» Aim of the exercise
Look through the lines below for the word "text", and copy every line that has it.

» Data provided
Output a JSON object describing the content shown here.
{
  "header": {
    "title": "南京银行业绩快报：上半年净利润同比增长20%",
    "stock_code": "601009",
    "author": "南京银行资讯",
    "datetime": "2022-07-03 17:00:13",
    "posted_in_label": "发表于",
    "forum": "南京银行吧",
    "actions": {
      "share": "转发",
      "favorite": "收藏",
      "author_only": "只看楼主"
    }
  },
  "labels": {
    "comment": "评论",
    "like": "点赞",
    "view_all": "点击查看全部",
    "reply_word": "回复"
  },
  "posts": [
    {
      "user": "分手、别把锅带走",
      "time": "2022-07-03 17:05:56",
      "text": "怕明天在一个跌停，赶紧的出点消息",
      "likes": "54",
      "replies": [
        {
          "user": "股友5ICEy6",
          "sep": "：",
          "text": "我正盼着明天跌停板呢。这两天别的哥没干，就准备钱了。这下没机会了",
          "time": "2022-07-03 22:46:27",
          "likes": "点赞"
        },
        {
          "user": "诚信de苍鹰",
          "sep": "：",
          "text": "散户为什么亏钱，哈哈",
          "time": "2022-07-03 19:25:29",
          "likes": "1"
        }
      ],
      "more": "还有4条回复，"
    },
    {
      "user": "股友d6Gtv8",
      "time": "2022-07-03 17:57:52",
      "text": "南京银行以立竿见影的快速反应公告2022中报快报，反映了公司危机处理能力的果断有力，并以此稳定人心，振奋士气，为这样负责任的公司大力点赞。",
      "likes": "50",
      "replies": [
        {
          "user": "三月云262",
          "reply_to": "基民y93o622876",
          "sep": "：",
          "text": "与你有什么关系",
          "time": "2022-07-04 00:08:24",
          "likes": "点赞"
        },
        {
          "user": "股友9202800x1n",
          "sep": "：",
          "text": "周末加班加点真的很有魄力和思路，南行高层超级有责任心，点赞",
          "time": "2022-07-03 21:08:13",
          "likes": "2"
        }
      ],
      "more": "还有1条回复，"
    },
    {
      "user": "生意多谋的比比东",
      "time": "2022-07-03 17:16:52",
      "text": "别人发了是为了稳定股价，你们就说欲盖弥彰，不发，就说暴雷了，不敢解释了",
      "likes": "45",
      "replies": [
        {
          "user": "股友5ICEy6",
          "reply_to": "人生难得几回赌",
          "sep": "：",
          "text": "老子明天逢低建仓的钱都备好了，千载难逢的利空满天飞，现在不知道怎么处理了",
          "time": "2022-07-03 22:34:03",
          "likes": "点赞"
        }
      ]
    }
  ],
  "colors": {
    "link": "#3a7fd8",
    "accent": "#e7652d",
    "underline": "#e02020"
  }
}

» Exercise result
      "text": "怕明天在一个跌停，赶紧的出点消息",
          "text": "我正盼着明天跌停板呢。这两天别的哥没干，就准备钱了。这下没机会了",
          "text": "散户为什么亏钱，哈哈",
      "text": "南京银行以立竿见影的快速反应公告2022中报快报，反映了公司危机处理能力的果断有力，并以此稳定人心，振奋士气，为这样负责任的公司大力点赞。",
          "text": "与你有什么关系",
          "text": "周末加班加点真的很有魄力和思路，南行高层超级有责任心，点赞",
      "text": "别人发了是为了稳定股价，你们就说欲盖弥彰，不发，就说暴雷了，不敢解释了",
          "text": "老子明天逢低建仓的钱都备好了，千载难逢的利空满天飞，现在不知道怎么处理了",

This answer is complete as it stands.